The James Webb Space Telescope is ready to explore the solar system as it moves through the final phases of commissioning its science instruments and the beginning of the observatory’s technical operations as well.
This telescope will wander through space, peering through distant stars, galaxies, and planets with extreme precision! The Webb telescope can capture extremely sharp photos of galaxies and stars and it will primarily observe our cosmic backyard when its operations start. Through these observations, scientists will be able to test the limits of Webb’s capabilities – from detecting faint light sources such as Jupiter’s rings to bright light sources (like the planet Jupiter).
This means that Webb will be able to reach far objects within our solar system, similar to what the Hubble Space Telescope has done when it captured Jupiter in striking detail and observed the outer planets within our galaxy.
Hence, Webb will explore through multiple targets in the solar system once it begins its science operations this summer. Heidi Hammel, interdisciplinary scientist for solar system observations, said that the solar system has far more mysteries out there that are yet to be solved”Our programs will observe objects across the solar system: We will image the giant planets and Saturn’s rings; explore many Kuiper Belt Objects; analyze the atmosphere of Mars; execute detailed studies of Titan; and much more!,” Hammel said in a statement with NASA.

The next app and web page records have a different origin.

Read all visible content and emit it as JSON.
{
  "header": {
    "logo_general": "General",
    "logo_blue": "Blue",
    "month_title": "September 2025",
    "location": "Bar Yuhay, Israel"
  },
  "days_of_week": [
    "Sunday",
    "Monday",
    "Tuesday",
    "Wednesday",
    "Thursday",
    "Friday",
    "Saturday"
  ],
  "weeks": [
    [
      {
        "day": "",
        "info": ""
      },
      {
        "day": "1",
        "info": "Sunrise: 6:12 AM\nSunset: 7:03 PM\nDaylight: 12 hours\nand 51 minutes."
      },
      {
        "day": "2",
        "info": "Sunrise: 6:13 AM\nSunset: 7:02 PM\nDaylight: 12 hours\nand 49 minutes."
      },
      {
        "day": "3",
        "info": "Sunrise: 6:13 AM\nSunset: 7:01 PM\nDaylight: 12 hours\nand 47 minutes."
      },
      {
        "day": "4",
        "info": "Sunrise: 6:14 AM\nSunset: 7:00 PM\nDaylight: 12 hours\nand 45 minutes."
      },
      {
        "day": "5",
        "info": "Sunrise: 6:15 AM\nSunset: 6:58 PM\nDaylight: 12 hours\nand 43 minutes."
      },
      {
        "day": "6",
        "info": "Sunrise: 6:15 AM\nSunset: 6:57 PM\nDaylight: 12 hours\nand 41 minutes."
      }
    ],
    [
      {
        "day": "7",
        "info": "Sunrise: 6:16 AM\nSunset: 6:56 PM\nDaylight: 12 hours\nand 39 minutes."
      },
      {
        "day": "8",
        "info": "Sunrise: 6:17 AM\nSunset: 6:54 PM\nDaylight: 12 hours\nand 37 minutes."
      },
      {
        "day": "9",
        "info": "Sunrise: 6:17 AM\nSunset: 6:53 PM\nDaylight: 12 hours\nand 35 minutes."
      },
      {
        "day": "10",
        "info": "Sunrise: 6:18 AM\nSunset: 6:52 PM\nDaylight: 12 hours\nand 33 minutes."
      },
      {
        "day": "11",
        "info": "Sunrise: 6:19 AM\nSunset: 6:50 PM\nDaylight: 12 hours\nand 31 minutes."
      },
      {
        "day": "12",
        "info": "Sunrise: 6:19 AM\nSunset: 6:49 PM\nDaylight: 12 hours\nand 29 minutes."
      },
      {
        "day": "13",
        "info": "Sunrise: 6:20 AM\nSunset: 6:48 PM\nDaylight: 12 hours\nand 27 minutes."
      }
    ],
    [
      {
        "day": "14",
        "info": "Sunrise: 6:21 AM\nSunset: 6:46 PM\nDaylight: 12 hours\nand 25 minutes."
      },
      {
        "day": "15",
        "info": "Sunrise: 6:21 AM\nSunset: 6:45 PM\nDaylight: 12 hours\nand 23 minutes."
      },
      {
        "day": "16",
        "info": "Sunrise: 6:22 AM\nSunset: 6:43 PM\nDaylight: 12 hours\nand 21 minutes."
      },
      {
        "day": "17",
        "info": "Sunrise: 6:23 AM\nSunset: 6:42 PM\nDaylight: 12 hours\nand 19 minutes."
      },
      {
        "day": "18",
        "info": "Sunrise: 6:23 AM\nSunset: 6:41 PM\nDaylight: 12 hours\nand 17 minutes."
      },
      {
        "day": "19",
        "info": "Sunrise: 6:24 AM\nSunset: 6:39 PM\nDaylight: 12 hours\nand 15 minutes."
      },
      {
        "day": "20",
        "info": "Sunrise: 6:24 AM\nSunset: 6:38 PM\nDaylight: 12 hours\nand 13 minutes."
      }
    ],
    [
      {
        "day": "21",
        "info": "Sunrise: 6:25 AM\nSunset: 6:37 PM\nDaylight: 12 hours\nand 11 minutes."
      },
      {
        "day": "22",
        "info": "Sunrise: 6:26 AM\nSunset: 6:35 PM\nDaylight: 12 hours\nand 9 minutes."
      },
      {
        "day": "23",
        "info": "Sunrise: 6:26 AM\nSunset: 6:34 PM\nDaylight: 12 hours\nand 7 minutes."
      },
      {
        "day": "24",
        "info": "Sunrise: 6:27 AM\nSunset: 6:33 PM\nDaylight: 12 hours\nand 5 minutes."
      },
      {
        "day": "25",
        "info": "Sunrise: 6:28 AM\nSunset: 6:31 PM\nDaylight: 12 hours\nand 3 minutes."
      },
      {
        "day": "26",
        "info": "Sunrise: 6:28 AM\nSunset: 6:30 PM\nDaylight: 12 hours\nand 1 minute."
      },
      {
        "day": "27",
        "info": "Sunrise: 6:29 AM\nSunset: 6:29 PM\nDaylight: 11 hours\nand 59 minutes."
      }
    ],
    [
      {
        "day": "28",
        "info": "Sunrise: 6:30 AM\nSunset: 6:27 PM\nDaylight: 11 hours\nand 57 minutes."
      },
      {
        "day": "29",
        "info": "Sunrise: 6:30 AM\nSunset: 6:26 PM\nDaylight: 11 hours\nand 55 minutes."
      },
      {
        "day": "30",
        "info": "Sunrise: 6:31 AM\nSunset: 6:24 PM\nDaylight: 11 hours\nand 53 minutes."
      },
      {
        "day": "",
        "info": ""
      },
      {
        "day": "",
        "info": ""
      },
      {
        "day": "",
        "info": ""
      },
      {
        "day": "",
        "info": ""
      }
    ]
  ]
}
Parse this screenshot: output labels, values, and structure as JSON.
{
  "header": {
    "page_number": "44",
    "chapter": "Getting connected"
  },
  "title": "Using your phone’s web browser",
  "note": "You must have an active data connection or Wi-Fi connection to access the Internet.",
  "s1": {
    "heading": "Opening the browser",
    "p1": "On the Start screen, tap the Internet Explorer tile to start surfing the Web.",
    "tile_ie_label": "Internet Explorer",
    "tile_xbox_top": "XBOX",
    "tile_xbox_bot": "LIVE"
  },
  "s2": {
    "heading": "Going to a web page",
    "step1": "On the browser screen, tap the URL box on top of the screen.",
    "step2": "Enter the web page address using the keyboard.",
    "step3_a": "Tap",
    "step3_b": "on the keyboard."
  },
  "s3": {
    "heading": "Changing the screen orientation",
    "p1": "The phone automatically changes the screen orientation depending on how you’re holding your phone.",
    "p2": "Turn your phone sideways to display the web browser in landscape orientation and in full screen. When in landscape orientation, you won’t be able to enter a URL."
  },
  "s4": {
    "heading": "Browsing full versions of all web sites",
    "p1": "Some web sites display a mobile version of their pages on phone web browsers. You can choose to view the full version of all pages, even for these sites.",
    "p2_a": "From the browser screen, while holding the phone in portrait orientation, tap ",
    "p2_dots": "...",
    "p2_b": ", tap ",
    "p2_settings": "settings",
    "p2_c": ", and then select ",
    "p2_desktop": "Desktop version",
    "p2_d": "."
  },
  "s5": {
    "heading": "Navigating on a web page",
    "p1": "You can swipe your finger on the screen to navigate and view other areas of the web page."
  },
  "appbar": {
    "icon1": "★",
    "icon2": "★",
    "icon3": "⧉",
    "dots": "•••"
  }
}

The Webb team has already completed their first test in tracking a moving object and so far it was successful in proving that the telescope could conduct moving target science. They will also be testing other objects moving at various speed to further verify the capabilities of Webb. Hammel also noted that in the first year of the telescope’s operation, it will focus on observing objects within the solar system before it can venture further into other galaxies.
Hammel and her team are planning to take an “exciting and challenging program” by diving deep into the ocean worlds. According to the scientist, there is evidence from Hubble proving that Jupiter’s moon Europa contains “sporadic plumes of water-rich material.”
They are planning to capture high-resolution imagery of Europa so that they can study its surface including its plume activity and active geologic processes. She noted that if they ever find a plume, Webb’s spectroscopy will analyze its composition. “I have a soft spot in my heart for Uranus and Neptune. Indeed, it was the lack of a mission to these very distant worlds that got me involved in Webb so many decades ago,” she said.
Hammel said that she has spent 30 years using the “biggest and best telescopes that humanity has ever built” for her to study these ice giants and Webb will contribute further to this endeavor. The Webb telescope has been planned for over twenty years and now that it will soon start its operations, Hammel noted that once they gather a solar system data , they will be immediately make it accessible to the whole planetary science community
Source: This news is originally published by techtimes